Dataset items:
[Start of Attachment]
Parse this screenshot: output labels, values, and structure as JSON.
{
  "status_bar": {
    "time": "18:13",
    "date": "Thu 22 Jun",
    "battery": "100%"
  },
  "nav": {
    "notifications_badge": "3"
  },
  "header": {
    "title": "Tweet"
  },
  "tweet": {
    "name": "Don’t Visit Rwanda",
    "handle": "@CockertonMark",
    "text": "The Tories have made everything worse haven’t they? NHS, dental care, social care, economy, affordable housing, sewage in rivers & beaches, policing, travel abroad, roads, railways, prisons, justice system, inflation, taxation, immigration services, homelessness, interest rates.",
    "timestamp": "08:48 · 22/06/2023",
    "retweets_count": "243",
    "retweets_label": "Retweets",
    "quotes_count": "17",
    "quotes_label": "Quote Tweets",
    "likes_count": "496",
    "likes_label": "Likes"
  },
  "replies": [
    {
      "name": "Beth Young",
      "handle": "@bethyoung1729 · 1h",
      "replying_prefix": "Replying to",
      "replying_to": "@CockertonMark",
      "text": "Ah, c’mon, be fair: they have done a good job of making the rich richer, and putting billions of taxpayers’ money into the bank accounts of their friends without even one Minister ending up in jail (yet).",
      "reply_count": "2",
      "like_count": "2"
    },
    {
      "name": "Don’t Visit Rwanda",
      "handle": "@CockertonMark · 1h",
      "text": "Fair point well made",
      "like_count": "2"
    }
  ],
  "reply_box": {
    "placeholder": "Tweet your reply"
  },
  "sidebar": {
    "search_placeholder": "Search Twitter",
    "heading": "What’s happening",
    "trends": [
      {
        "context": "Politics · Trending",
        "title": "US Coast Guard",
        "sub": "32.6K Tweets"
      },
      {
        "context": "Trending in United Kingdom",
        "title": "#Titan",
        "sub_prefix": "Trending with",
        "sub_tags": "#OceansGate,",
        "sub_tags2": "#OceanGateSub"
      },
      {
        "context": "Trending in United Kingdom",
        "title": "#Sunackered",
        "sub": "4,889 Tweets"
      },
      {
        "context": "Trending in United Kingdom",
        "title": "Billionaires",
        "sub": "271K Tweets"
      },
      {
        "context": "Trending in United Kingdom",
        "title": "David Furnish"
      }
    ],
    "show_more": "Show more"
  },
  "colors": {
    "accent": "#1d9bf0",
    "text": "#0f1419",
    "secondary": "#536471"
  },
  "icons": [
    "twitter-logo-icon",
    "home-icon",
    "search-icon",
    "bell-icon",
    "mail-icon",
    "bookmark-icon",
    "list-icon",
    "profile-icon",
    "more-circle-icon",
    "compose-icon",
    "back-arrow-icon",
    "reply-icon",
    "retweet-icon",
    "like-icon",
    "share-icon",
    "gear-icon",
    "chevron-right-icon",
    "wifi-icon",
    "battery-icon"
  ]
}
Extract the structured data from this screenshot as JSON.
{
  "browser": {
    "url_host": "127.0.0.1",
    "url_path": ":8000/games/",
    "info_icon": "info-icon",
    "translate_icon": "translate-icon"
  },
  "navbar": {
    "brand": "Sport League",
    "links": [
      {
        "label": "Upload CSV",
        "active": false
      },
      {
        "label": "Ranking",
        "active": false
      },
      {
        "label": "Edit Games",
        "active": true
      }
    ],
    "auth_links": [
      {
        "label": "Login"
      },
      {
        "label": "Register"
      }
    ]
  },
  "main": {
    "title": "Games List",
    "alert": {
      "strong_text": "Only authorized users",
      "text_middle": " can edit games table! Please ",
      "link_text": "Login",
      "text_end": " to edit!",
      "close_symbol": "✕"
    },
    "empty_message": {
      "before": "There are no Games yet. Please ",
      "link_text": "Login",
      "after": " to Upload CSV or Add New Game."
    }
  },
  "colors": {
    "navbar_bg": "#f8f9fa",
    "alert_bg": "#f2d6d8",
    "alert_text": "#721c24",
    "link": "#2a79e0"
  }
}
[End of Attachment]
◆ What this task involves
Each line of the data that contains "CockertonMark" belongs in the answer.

◆ Solution for this exercise
    "handle": "@CockertonMark",
      "replying_to": "@CockertonMark",
      "handle": "@CockertonMark · 1h",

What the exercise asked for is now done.